    Given this, the entire display of (16) panels may theoretically be ran off of 6 pins, not including GND. I will, however, be using 13 pins for this setup which I will explain at a later time, when I discuss the driving method. 

  • I've Been Framed!

    George Gardner11/15/2019 at 01:47 0 comments

    My original thought was to use a piece of plywood, but I opted for a frame for the following reasons: 

    • Frame allows access to the pins on the back of each board
    • Plywood has a greater tendancy to warp
    • Plywood is heavy - wanted to keep the panel light

    I did a quick sketchup model of the frame, just to verify dimensions. 

    I opted for poplar, because the pine at my local home improvement store was too warped and knotty. I purchased a couple 1x6x6' poplar boards, and ripped them down to 2.25" on the table saw, so I could get 2 rips out of one board. 

    After cutting the boards to length, I used a mini Kreg pocket jig to assemble the frame, while putting a dab of wood glue between each joint. 

    And the completed frame...

    The frame ended up being extremely light and straight, and will still allow access to the backs of each LED matrix. You can see a couple of the Matrix panels in the background, which I was using for testing. 

    Next step is to mount the panels to the frame. For that I needed to order some M4x.7x25mm screws. 25mm allows each of the screws to stick out of the frame ~1/4", since the 1x boards were 3/4" 

    Each of the panels has (4) threaded receivers for screws. Rather than measure for each hole and risk having gaps in the panels or the screw holes not lining up correctly, I opted to create a template of the panel with the screw holes shown below. 

    In this way I could mount the upper left panel on the corner, then butt the template up to the mounted panel, and finally drill for the next panel. Below you can see the assembly after mounting the first 6 panels. 

    Unfotunatley, I'll have to wait to complete the install of the LED panels, as I'm waiting for more screws to arrive in the mail. The local hardware stores only sell the metric screws by the single, so at 64 screws, the cost would have been too great to purchase locally. 

  • The Inspiration

    George Gardner11/13/2019 at 20:46 0 comments

    I just got off a 2 week project where I tasked myself with driving a RGB matrix display, HUB 75, P4, 64 x 32 pixels. I had an extremely great time learning and programming it, and it was my first introduction into the line of STM32 boards and ARM processors. Naturally, I wanted to go bigger, but I was only able to achieve a framerate of 45hz at a color depth of 24 bit, this with a 72mhz STMF103C8. The results were outstanding.

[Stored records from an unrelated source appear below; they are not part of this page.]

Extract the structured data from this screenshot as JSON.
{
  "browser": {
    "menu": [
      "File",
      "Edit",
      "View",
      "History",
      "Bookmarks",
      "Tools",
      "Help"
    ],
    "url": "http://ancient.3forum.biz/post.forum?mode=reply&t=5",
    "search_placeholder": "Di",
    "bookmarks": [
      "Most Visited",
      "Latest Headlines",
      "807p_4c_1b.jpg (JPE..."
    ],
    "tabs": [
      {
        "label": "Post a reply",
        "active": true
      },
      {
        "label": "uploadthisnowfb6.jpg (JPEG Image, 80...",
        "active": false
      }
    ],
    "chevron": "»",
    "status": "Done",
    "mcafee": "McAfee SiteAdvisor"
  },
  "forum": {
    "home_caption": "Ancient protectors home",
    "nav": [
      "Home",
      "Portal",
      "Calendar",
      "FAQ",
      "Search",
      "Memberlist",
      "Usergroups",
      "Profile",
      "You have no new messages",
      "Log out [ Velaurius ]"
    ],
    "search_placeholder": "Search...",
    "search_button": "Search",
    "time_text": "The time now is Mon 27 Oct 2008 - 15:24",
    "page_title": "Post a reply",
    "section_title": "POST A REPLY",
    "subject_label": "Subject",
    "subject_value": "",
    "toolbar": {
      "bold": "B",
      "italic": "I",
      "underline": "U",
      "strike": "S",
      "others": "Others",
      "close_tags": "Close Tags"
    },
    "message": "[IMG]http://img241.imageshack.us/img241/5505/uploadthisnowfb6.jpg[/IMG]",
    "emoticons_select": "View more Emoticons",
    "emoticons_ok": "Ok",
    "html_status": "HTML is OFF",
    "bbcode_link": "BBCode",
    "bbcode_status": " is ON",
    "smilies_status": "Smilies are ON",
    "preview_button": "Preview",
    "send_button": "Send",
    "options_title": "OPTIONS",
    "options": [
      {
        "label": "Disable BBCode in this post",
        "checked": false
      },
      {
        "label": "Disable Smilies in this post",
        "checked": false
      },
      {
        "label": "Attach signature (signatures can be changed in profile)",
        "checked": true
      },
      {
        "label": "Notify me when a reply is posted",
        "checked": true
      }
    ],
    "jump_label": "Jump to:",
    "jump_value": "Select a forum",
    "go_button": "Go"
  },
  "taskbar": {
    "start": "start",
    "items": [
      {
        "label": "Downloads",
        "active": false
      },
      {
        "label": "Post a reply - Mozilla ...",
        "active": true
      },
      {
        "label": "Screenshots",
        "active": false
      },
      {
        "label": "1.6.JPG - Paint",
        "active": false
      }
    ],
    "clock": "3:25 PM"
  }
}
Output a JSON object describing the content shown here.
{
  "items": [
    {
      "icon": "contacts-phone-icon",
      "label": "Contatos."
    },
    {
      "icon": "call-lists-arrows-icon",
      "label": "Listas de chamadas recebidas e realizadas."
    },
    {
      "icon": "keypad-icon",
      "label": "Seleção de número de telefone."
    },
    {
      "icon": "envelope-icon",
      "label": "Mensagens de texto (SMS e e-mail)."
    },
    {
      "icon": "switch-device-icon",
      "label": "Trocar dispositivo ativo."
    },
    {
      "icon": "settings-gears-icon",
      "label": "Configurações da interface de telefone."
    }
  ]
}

After completion of this project, I realized more efficient ways of using this chip, as well as some hardware features that could be utilized to increase the framerate. On testing of this panel, I was using BMP files to display images that were resized to 64 x 32. One of the images I uploaded to the chip was a grayscale image of a cat. It looked fantastic, and I decided I could scale the project up with all white LED panels, since the lower drive requirements of switching from color to monochrome would alow me to drive a larger panel, or series of panels while maintaining a decent non-flicker framerate. I'm shooting for a minimum of 100hz refresh on this display.